For most of us when we think of love we primarily envision a romantic sort of love where it merges with lust and/or sexual attraction. When love is conceived of in this manner it leads us to think that it is something that just happens, and if it happens then it is true love and it will last forever. This is the version that the company known as The One in the Netflix series “The One” is selling to consumers.
Is the love of money the cause of every evil? Or is the love of money the cause of many, but not all, evils? This question arises, at least in part, due to the different ways that English translations translate 1 Timothy 6.10.
Immortality is an idea that at least a couple of recent shows have explored. Many times it ends up being presented as something that is problematic and something that should not be pursued or desired for various reasons. This is a challenge to the Christian worldview whose whole goal is to lead people to eternal life, or an immortality that is desirable.
The phrase, “The spirit is willing, but the flesh is weak” is, I think commonly understood to mean that someone wants to do something but is unable to due to physical limitations. However, I think there is more to the phrase than denoting mere physical inability.
What does the Bible say about salvation? In this final post on the topic of Salvation within Christianity I take a look at the language and imagery that the Bible uses to describe how God saves us.
Views of the Atonement I am using the term “view” intentionally here.

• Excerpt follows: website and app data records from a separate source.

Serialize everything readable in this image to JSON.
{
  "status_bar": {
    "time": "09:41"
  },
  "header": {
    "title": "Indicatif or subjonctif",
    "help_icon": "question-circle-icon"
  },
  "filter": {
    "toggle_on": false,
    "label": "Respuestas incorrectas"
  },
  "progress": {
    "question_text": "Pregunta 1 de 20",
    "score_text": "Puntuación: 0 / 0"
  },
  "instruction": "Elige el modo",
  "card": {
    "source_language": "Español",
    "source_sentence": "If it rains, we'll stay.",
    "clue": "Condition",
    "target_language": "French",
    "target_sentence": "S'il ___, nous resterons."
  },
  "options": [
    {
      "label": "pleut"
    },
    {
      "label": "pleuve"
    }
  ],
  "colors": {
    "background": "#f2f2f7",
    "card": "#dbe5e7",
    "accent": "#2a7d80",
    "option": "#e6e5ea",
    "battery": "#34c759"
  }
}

The Atonement, I think, is best described as a mosaic; there are several different things stitched together to form one complete image. By themselves they don’t make much sense, but taken together they form a single image.

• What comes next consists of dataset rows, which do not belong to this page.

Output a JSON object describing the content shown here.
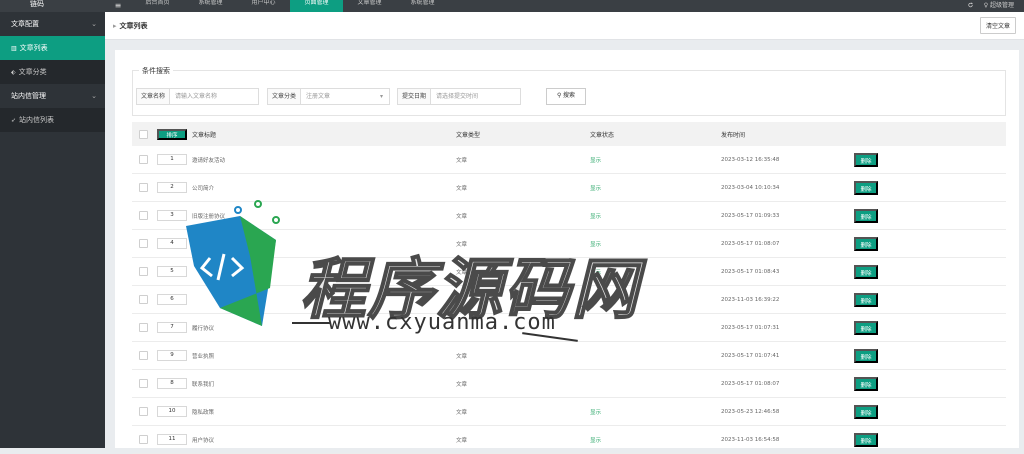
{
  "app": {
    "brand": "链码",
    "menu_toggle_icon": "≡",
    "top_nav": [
      "后台首页",
      "系统管理",
      "用户中心",
      "页面管理",
      "文章管理",
      "系统管理"
    ],
    "top_nav_active_index": 3,
    "refresh_icon": "refresh-icon",
    "admin_label": "♀ 超级管理"
  },
  "sidebar": {
    "groups": [
      {
        "label": "文章配置",
        "items": [
          {
            "label": "文章列表",
            "icon": "list-icon",
            "active": true
          },
          {
            "label": "文章分类",
            "icon": "tag-icon",
            "active": false
          }
        ]
      },
      {
        "label": "站内信管理",
        "items": [
          {
            "label": "站内信列表",
            "icon": "send-icon",
            "active": false
          }
        ]
      }
    ]
  },
  "header": {
    "breadcrumb_title": "文章列表",
    "clear_button": "清空文章"
  },
  "search": {
    "legend": "条件搜索",
    "name_label": "文章名称",
    "name_placeholder": "请输入文章名称",
    "category_label": "文章分类",
    "category_value": "注册文章",
    "time_label": "提交日期",
    "time_placeholder": "请选择提交时间",
    "button": "搜索"
  },
  "table": {
    "sort_button": "排序",
    "headers": [
      "文章标题",
      "文章类型",
      "文章状态",
      "发布时间"
    ],
    "rows": [
      {
        "sort": "1",
        "title": "邀请好友活动",
        "type": "文章",
        "status": "显示",
        "time": "2023-03-12 16:35:48",
        "action": "删除"
      },
      {
        "sort": "2",
        "title": "公司简介",
        "type": "文章",
        "status": "显示",
        "time": "2023-03-04 10:10:34",
        "action": "删除"
      },
      {
        "sort": "3",
        "title": "旧版注册协议",
        "type": "文章",
        "status": "显示",
        "time": "2023-05-17 01:09:33",
        "action": "删除"
      },
      {
        "sort": "4",
        "title": "",
        "type": "文章",
        "status": "显示",
        "time": "2023-05-17 01:08:07",
        "action": "删除"
      },
      {
        "sort": "5",
        "title": "",
        "type": "文章",
        "status": "显示",
        "time": "2023-05-17 01:08:43",
        "action": "删除"
      },
      {
        "sort": "6",
        "title": "",
        "type": "",
        "status": "",
        "time": "2023-11-03 16:39:22",
        "action": "删除"
      },
      {
        "sort": "7",
        "title": "履行协议",
        "type": "",
        "status": "",
        "time": "2023-05-17 01:07:31",
        "action": "删除"
      },
      {
        "sort": "9",
        "title": "营业执照",
        "type": "文章",
        "status": "",
        "time": "2023-05-17 01:07:41",
        "action": "删除"
      },
      {
        "sort": "8",
        "title": "联系我们",
        "type": "文章",
        "status": "",
        "time": "2023-05-17 01:08:07",
        "action": "删除"
      },
      {
        "sort": "10",
        "title": "隐私政策",
        "type": "文章",
        "status": "显示",
        "time": "2023-05-23 12:46:58",
        "action": "删除"
      },
      {
        "sort": "11",
        "title": "用户协议",
        "type": "文章",
        "status": "显示",
        "time": "2023-11-03 16:54:58",
        "action": "删除"
      }
    ]
  },
  "watermark": {
    "title": "程序源码网",
    "url": "www.cxyuanma.com"
  },
  "colors": {
    "accent": "#0d9e82",
    "sidebar": "#2e3338",
    "topbar": "#3a3f44",
    "status_green": "#2ca86a"
  }
}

What is salvation? Salvation is perhaps best thought of as the goal of Christianity. It has suffered, I think, in recent times from being boiled down to a one time decision or moment when it is fact a process that a Christian works out over the course of their entire life.